“I would like to congratulate Reverend Dotty Nicholas on attaining her Master’s degree in theology, which has just perfectly coincided with the 10th year anniversary of this scholarship foundation. Reverend, I celebrate with you and wish you all the best going forward,’’ Bempong said in a testimonial at Saturday’s event, which was


highlighted by the distribution of DNSCSFA 2023 scholarships.

Guests – including politicians and representatives from the healthcare sector, the clergy and the business community – were also treated on Saturday to a variety of entertainment and to a cocktail reception.

“It was a great event. Very, very nice,’’ Nicholas told The Caribbean Camera.

Sickle cell disease (SCD) is said to be the most prevalent genetic disorder in the world, with the highest frequency in tropical regions such as sub-Saharan Africa and among people of African descent in the Diaspora. SCD leaves patients in excruciating pain during what is known as a “sickle cell crisis’’.

Recognizing the challenges faced by young adults with sickle cell, Nicholas established the DNSCSFA a decade ago to support individuals affected by SCD by providing financial assistance to those pursuing postsecondary education.

Dotty “Miss Dotty’’ Nicholas

Last Saturday, as part of its anniversary celebrations, DNSCSFA offered 11 scholarships. It was “one scholarship for each year, plus one’’, explained Nicholas, a recipient of a “Lifetime Achievement Award’’ from the Sickle Cell Disease Association of Canada.

In the 10-year existence of DNSCSFA, close to 50 scholarships have been awarded.

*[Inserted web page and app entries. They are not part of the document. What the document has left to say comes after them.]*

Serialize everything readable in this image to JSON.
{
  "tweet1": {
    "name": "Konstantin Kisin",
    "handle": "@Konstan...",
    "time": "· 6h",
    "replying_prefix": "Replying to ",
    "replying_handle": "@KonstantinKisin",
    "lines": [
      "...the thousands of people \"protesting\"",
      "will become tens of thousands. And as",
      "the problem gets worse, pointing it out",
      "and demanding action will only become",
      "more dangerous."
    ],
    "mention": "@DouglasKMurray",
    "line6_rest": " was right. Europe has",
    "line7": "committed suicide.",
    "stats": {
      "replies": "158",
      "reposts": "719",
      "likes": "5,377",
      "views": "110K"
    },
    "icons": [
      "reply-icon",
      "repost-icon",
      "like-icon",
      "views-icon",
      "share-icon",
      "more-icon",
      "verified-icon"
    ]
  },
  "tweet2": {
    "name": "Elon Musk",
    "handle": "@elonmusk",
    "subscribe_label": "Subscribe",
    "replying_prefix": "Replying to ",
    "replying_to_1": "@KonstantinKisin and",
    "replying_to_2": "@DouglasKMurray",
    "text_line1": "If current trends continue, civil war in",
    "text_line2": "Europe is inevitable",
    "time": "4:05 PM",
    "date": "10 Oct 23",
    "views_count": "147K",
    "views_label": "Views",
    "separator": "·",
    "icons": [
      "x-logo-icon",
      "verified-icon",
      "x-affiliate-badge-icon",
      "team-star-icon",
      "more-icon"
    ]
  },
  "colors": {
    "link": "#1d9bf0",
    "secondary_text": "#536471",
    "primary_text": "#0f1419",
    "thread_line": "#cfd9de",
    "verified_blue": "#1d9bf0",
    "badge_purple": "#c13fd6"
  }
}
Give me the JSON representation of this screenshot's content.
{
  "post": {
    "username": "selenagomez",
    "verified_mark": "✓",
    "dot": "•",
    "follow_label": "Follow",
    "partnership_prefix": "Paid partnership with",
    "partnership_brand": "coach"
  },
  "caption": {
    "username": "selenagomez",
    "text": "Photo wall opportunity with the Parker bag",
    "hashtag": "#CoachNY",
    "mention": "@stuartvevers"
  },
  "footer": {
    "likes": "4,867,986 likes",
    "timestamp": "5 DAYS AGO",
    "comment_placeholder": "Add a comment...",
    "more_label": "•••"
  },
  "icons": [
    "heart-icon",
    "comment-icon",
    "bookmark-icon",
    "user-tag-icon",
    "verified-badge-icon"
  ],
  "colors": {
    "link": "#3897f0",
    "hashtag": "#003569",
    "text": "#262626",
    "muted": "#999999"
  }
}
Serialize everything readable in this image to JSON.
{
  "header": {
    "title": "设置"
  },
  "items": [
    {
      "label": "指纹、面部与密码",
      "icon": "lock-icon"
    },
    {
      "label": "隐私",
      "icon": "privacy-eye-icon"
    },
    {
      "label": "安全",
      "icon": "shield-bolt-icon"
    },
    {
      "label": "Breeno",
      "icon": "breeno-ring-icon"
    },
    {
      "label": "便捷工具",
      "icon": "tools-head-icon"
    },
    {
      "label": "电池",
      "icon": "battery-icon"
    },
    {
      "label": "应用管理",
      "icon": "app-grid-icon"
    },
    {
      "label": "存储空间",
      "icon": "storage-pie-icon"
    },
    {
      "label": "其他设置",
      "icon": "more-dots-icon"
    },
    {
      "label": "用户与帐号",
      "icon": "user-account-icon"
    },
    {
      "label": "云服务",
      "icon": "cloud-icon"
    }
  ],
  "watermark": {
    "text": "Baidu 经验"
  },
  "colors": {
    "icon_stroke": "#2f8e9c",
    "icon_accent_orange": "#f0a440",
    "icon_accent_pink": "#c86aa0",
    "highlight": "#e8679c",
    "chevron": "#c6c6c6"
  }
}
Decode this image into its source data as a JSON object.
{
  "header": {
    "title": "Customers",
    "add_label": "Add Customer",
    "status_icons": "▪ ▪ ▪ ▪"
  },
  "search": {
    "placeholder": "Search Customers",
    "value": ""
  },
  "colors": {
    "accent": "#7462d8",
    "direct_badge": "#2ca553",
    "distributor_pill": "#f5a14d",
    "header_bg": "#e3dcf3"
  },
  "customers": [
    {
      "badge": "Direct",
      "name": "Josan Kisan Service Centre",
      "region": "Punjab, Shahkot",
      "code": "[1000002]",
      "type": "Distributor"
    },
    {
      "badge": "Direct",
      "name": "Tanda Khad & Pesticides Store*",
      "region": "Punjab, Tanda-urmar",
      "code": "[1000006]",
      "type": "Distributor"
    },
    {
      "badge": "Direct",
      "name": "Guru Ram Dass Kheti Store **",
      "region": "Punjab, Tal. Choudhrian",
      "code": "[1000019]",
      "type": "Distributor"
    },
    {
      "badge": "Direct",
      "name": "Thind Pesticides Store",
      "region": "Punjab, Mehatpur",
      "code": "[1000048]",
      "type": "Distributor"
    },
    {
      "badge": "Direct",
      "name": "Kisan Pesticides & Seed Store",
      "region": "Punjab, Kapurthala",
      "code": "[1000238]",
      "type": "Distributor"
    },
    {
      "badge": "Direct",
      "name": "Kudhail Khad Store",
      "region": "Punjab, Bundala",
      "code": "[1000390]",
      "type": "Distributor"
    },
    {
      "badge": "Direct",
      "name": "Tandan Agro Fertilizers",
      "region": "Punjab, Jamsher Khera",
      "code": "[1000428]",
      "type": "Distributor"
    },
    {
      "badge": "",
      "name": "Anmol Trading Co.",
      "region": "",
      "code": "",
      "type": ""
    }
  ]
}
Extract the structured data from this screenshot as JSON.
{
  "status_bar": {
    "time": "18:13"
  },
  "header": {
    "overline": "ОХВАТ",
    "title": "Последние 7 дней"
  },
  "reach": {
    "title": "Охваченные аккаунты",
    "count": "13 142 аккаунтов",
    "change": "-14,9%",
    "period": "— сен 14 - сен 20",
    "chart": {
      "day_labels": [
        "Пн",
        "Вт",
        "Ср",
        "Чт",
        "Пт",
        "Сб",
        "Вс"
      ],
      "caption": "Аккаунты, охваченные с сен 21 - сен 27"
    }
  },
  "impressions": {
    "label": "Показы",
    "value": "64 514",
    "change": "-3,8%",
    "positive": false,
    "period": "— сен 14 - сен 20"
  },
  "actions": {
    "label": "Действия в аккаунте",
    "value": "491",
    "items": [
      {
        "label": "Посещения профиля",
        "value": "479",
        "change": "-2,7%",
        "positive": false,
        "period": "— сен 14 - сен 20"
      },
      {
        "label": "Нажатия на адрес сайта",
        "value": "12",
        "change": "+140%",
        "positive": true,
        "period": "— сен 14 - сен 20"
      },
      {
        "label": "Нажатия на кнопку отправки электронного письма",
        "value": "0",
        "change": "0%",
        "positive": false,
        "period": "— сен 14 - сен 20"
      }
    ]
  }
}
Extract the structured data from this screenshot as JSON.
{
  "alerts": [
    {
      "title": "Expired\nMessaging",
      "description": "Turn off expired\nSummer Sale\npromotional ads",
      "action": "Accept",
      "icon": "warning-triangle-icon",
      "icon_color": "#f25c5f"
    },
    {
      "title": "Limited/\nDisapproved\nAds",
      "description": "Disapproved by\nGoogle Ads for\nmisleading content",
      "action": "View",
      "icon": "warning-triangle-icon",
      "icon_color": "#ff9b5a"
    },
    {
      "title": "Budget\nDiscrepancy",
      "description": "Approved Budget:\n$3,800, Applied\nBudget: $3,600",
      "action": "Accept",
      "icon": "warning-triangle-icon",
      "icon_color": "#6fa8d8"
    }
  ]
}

According to Nicholas, the number of young people with sickle cell entering college or university to pursue postsecondary education “increased from 25 percent to about 75 percent. Many of these young adults have been successful to become nurses, computer technicians, dental assistants and social workers’’.

Bempong is a living example of a SCD patient successfully pursuing his dreams, with assistance from Nicholas and DNSCSFA.

“I have known Ms. Dotty Nicholas from the time I was just a little toddler. She was my nurse on many hospital admissions at Rouge Valley Hospital,’’ Bempong said in his testimonial.

“Many years ago, and on so many occasions, Ms. Dotty would speak with such excitement and conviction on how she had a dream to create a scholarship that would champion young people with sickle cell disease to attain higher education. Now, we are standing strong in that appointed time of God’s divine order.’’

A DNSCSFA scholarship assisted Bempong to pursue dental assistant studies. “After graduation I got a great job with a good income,’’ he said.

“Now, I have mastered more courage and, as of September 2023, I will be going back to school to study nursing. I have personally benefited from this program.’’

Many individuals and groups, for several decades, have been involved in advocacy work on behalf of SCD patients, raising awareness about the disease with nurses, doctors and politicians. One of the pioneering advocates was Lillie Johnson, who founded the SCAO in 1982.

Some that have joined the SCD work not only include the DNSCSFA and SCDAC, but also others like the Sickle Cell Awareness Group of Ontario and the Sickle Cell Association of British Columbia.